I think I’m a lot like my peers when it comes to comprehending the sweeping impact of World War II. A late baby boomer, the first two American presidents of my early childhood were heroes from that conflict. Ike, the Supreme Allied Commander and JFK, the dashing naval hero. The adults in my life all shared a common bond with these leaders and each other. It was simply “the war” and everyone had a kinship to it.
By now, we’ve heard how most of that generation—especially the veterans — just didn’t talk about it. But the other part of the equation is that I never asked. My dad died when I was only 24 and I never had a meaningful conversation about his wartime experience. My mom lived another quarter-century and over those years I slowly nurtured the kind of questions that never occurred to a 9-year old playing make-believe soldier and watching Hogan’s Heroes.
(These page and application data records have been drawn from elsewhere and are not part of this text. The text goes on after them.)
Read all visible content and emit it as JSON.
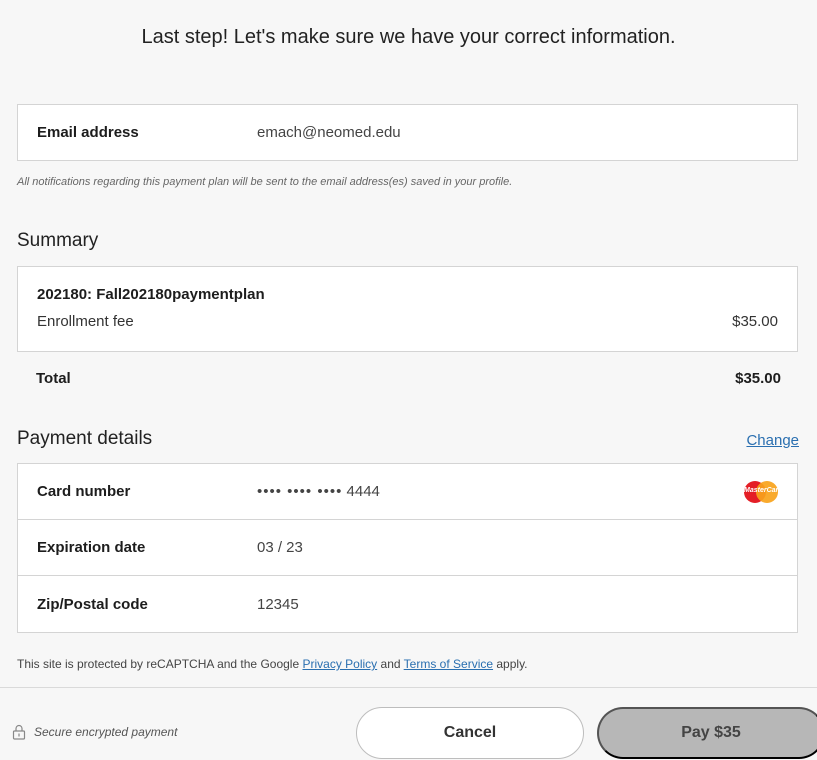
{
  "header": {
    "title": "Last step! Let's make sure we have your correct information."
  },
  "email": {
    "label": "Email address",
    "value": "emach@neomed.edu",
    "notice": "All notifications regarding this payment plan will be sent to the email address(es) saved in your profile."
  },
  "summary": {
    "title": "Summary",
    "plan_name": "202180: Fall202180paymentplan",
    "fee_label": "Enrollment fee",
    "fee_amount": "$35.00",
    "total_label": "Total",
    "total_amount": "$35.00"
  },
  "payment": {
    "title": "Payment details",
    "change_label": "Change",
    "card_label": "Card number",
    "card_dots": "•••• •••• ••••",
    "card_last4": "4444",
    "card_brand": "MasterCard",
    "card_brand_colors": [
      "#e41e26",
      "#f9a31b"
    ],
    "expiration_label": "Expiration date",
    "expiration_value": "03 / 23",
    "zip_label": "Zip/Postal code",
    "zip_value": "12345"
  },
  "recaptcha": {
    "prefix": "This site is protected by reCAPTCHA and the Google",
    "privacy_link": "Privacy Policy",
    "and_text": "and",
    "terms_link": "Terms of Service",
    "suffix": "apply."
  },
  "footer": {
    "secure_text": "Secure encrypted payment",
    "secure_icon": "lock-icon",
    "cancel_label": "Cancel",
    "pay_label": "Pay $35"
  },
  "colors": {
    "link": "#2a6fb0",
    "pay_button_bg": "#b7b7b7"
  }
}
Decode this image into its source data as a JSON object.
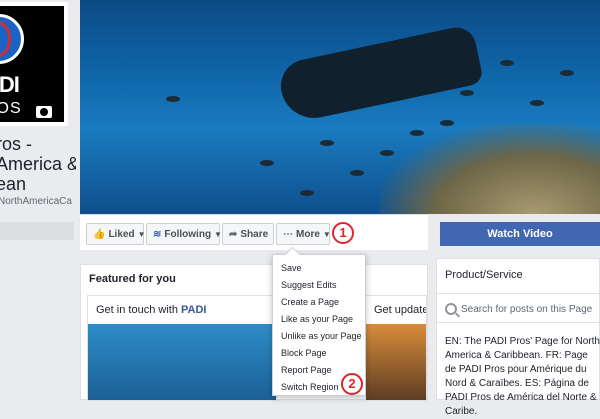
{
  "page": {
    "logo_word": "ADI",
    "logo_sub": "ROS",
    "name_lines": [
      "ros -",
      "America &",
      "ean"
    ],
    "handle": "NorthAmericaCa"
  },
  "actions": {
    "liked": "Liked",
    "following": "Following",
    "share": "Share",
    "more": "More",
    "marker_more": "1"
  },
  "sidebar": {
    "watch_video": "Watch Video",
    "category": "Product/Service",
    "search_placeholder": "Search for posts on this Page",
    "about": "EN: The PADI Pros' Page for North America & Caribbean. FR: Page de PADI Pros pour Amérique du Nord & Caraïbes. ES: Página de PADI Pros de América del Norte & Caribe."
  },
  "featured": {
    "title": "Featured for you",
    "card1_text": "Get in touch with ",
    "card1_link": "PADI",
    "card2_text": "Get updates"
  },
  "more_menu": {
    "items": [
      "Save",
      "Suggest Edits",
      "Create a Page",
      "Like as your Page",
      "Unlike as your Page",
      "Block Page",
      "Report Page",
      "Switch Region"
    ],
    "marker_switch": "2"
  },
  "colors": {
    "accent": "#4267b2",
    "marker": "#e0242e"
  }
}
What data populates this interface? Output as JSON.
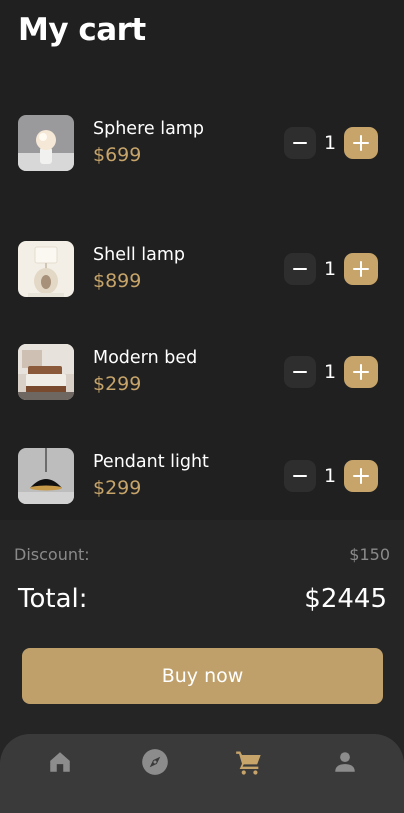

Eventually, revelations came. First, there was the diary my dad kept as he made his way through North Africa and Italy. Then, plenty of “V Mail” (soldiers sent an average of six letters home per week). Finally, letters written by my mom to her family while she stayed at a hotel in White Sulphur Springs, West Virginia in the Autumn of 1945. Her 3-week visit was not for recreational purposes. The destination was Ashford General Hospital, a 2,000-bed facility where my dad arrived after being sent home on a hospital ship from Europe. They hadn’t seen each other in nearly three years. Today, that facility is known as the Greenbrier, a five-star resort that invites people to escape from reality.
But in 1945 my parents’ reality was shared by thousands of couples going through a similar experience — struggling to return to a normal life. My mom’s hopes and dreams revealed themselves in those letters home to her sisters and father. Like any family correspondence, they included recaps of daily routines as well as observations about the massive property she experienced while waiting to see my dad or his doctors. One observance jumped off the page of an early letter. It was about the alarming presence of German POWs. Tending to the landscaping, cleaning litter, or marching in unison throughout the property. While initially concerned, she reassured her family why her soldier-husband told her not to worry. The prisoners weren’t Nazis. POWs in America? German soldiers who weren’t Nazis?
The seed was planted.
The next few years were dedicated to research around this fascinating topic. Nearly a half-million prisoners were incarcerated in the United States during World War II. West Virginia was not unique. Several hundred camps were scattered throughout 46 states, many in the South.
One of the very first camps was in Huntsville, Texas. My novel finally had its setting — a place to reveal this surprisingly obscure slice of Americana. If you read When Courage Comes you’ll understand why it’s the perfect canvas for memorable characters whose story will raise this recurring response – “I never knew.”